What needs to be done: Count the lines in the material below that contain the word "Pinta" and give the number alone.

Recorded data:
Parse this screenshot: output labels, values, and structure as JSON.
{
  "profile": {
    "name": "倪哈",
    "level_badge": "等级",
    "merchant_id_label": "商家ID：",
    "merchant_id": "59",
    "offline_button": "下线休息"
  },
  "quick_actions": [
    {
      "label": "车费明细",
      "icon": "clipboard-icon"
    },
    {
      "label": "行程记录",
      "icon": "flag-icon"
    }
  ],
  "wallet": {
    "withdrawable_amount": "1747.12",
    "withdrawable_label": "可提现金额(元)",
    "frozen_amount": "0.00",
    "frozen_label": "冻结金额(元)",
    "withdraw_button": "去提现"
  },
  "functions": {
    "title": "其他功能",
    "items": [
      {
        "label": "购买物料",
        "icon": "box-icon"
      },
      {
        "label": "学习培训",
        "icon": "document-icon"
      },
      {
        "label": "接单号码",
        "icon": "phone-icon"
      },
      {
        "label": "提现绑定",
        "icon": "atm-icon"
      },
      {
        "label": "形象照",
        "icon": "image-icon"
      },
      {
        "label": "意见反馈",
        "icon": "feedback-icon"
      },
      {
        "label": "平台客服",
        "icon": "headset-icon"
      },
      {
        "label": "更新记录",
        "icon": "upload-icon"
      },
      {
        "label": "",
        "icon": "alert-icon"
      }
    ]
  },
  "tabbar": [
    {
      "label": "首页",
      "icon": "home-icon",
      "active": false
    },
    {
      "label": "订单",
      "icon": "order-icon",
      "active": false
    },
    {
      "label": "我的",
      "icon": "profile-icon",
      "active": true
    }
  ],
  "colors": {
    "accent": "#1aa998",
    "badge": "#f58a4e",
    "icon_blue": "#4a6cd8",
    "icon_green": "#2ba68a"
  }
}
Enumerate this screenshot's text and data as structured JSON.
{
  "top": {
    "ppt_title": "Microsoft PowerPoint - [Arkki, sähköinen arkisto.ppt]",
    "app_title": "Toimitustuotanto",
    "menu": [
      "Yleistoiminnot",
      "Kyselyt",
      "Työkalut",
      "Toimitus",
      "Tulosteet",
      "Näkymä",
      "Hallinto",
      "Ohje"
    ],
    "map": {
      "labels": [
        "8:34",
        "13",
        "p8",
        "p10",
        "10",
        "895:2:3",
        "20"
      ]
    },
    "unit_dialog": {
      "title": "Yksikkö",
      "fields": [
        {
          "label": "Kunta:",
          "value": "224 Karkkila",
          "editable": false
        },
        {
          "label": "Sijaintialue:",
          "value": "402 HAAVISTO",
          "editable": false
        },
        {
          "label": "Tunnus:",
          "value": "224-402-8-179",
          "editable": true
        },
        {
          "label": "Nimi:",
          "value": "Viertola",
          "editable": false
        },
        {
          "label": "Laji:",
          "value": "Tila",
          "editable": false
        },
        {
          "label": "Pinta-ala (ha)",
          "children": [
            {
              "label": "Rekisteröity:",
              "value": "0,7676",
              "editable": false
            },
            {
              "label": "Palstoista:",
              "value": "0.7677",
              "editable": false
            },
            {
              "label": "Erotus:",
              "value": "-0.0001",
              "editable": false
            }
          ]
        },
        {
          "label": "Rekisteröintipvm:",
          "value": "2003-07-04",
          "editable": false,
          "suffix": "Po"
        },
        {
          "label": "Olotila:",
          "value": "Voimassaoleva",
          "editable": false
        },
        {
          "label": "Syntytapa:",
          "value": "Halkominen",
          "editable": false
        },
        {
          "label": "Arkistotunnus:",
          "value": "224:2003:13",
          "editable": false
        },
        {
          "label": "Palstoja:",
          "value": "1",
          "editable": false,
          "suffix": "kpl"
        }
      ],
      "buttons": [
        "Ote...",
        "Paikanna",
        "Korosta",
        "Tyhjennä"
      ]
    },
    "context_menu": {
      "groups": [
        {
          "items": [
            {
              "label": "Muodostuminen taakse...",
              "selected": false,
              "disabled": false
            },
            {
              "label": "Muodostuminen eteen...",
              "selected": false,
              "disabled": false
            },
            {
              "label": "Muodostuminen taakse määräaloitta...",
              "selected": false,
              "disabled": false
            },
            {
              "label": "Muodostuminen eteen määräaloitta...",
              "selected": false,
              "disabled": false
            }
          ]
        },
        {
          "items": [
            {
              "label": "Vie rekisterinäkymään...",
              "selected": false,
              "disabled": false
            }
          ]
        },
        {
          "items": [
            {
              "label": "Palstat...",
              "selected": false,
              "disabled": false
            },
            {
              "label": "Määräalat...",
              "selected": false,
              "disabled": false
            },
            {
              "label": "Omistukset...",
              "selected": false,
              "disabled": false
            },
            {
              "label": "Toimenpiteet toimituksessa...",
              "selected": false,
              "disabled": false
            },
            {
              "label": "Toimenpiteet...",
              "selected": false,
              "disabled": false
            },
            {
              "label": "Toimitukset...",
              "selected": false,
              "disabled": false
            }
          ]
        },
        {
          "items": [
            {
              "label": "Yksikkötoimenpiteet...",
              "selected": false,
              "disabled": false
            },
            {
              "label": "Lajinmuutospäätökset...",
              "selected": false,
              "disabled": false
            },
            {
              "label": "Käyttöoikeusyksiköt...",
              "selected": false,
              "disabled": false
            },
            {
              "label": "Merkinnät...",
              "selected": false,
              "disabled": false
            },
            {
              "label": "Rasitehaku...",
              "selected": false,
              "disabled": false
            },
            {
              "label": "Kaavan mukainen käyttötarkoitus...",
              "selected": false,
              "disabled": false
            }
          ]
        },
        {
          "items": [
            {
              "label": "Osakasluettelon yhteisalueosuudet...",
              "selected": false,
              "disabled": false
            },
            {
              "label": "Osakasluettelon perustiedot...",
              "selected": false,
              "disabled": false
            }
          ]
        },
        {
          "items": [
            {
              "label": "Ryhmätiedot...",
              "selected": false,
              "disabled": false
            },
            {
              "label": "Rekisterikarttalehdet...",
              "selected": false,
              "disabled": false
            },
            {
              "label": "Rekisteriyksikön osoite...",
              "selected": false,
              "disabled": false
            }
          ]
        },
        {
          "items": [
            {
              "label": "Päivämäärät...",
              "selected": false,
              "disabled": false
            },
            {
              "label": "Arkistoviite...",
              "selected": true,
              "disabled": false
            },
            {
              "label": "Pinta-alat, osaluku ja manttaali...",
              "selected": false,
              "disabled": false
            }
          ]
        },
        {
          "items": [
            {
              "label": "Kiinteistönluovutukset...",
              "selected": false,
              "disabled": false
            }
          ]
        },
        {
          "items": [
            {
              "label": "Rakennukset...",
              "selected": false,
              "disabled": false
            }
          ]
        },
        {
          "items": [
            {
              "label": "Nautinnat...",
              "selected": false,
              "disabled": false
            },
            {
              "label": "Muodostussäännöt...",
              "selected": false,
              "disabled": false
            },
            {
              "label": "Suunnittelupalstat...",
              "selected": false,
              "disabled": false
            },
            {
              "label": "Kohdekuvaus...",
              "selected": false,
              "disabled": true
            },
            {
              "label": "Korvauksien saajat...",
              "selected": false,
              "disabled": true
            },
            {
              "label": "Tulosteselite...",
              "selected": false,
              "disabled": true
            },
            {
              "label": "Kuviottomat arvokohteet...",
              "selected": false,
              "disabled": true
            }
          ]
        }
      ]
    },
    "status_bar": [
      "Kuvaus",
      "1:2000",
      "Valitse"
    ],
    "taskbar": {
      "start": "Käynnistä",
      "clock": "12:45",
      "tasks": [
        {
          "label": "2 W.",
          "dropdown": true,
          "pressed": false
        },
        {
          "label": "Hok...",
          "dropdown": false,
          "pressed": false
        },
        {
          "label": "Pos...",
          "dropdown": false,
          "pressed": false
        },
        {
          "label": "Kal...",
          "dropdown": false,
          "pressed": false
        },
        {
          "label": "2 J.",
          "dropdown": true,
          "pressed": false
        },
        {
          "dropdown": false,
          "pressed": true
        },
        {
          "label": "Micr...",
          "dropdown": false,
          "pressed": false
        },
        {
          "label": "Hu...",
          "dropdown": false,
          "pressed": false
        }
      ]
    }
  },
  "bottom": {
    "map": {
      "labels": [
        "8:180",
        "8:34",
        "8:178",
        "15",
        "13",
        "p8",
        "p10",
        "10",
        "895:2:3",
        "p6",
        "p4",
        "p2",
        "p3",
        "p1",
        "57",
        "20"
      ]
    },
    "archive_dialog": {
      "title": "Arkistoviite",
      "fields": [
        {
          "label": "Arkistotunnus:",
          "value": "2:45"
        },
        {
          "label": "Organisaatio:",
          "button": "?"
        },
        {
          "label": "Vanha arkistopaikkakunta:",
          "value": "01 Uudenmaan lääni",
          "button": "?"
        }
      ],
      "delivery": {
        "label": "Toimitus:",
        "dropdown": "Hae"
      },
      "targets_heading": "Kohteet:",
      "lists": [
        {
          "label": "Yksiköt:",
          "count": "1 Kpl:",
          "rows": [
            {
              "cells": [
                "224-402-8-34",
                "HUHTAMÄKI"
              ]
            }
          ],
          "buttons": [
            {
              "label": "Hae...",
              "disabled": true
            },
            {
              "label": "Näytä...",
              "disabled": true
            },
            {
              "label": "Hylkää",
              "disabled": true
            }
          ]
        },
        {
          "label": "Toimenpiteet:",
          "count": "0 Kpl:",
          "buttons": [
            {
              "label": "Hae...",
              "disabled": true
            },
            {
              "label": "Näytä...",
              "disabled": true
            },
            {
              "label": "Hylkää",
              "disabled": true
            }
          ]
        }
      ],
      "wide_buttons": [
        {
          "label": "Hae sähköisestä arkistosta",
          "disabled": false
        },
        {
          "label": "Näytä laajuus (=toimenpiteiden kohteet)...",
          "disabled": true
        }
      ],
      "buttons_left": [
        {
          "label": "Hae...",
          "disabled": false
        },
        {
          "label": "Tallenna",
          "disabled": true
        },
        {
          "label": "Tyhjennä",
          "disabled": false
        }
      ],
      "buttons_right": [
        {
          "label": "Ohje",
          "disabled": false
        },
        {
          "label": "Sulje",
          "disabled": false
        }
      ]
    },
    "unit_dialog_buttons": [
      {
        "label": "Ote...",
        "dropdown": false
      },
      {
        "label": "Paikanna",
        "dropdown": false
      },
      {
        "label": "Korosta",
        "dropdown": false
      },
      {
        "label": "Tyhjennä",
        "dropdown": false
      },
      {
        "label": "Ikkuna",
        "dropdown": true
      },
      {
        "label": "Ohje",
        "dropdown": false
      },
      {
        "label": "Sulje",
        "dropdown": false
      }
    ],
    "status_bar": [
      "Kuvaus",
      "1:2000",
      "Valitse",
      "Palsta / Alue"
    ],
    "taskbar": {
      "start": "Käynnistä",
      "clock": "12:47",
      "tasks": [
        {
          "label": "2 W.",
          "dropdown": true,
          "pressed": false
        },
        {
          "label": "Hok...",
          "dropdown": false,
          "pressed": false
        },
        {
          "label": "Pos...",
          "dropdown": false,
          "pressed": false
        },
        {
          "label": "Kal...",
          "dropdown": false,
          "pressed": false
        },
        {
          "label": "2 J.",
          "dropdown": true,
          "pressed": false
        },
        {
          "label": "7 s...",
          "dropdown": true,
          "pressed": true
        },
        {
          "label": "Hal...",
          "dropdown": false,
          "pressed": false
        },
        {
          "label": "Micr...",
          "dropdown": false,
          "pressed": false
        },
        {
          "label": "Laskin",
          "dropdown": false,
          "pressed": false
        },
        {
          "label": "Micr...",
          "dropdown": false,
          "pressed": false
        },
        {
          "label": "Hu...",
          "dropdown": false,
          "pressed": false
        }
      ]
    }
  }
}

Output for this exercise: 2